*** Opening RECORDS SUPPLIED ***

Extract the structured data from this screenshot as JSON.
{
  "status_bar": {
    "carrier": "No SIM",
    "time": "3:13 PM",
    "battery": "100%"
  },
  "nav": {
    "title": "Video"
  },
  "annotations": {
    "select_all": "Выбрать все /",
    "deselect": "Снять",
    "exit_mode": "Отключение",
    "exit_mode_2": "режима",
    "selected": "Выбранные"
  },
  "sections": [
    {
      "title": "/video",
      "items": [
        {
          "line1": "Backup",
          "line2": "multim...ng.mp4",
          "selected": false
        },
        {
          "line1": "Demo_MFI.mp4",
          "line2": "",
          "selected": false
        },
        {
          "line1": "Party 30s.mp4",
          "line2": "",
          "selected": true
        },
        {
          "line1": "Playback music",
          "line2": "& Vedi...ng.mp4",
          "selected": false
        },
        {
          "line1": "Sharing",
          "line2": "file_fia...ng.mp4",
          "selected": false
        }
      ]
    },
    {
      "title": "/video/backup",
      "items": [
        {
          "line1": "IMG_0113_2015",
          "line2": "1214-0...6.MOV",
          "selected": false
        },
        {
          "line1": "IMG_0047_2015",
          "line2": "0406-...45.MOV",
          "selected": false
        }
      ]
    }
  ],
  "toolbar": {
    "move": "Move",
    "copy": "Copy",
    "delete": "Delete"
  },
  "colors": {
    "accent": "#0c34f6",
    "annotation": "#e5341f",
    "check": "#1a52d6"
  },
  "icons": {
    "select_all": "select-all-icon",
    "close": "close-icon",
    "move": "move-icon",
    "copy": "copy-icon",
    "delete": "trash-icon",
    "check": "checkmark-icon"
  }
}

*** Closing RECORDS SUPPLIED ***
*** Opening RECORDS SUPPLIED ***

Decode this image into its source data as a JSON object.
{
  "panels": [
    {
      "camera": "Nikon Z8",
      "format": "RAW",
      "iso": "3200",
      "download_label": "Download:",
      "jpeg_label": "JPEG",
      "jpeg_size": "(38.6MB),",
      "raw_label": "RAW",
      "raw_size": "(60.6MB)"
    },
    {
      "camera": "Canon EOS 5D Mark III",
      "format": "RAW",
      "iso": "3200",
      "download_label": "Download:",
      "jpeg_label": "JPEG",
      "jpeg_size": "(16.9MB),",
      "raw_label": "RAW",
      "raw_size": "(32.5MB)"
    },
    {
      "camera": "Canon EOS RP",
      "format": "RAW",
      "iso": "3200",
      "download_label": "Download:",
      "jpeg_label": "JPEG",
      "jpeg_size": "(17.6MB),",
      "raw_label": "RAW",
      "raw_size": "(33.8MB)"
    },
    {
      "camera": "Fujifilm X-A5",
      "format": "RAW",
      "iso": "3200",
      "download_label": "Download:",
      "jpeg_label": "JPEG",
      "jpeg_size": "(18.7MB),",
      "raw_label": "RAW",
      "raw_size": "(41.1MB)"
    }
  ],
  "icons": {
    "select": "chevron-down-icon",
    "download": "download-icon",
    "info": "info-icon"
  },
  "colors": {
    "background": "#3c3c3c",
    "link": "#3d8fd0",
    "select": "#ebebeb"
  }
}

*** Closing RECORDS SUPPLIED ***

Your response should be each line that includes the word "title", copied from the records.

    "title": "Video"
      "title": "/video",
      "title": "/video/backup",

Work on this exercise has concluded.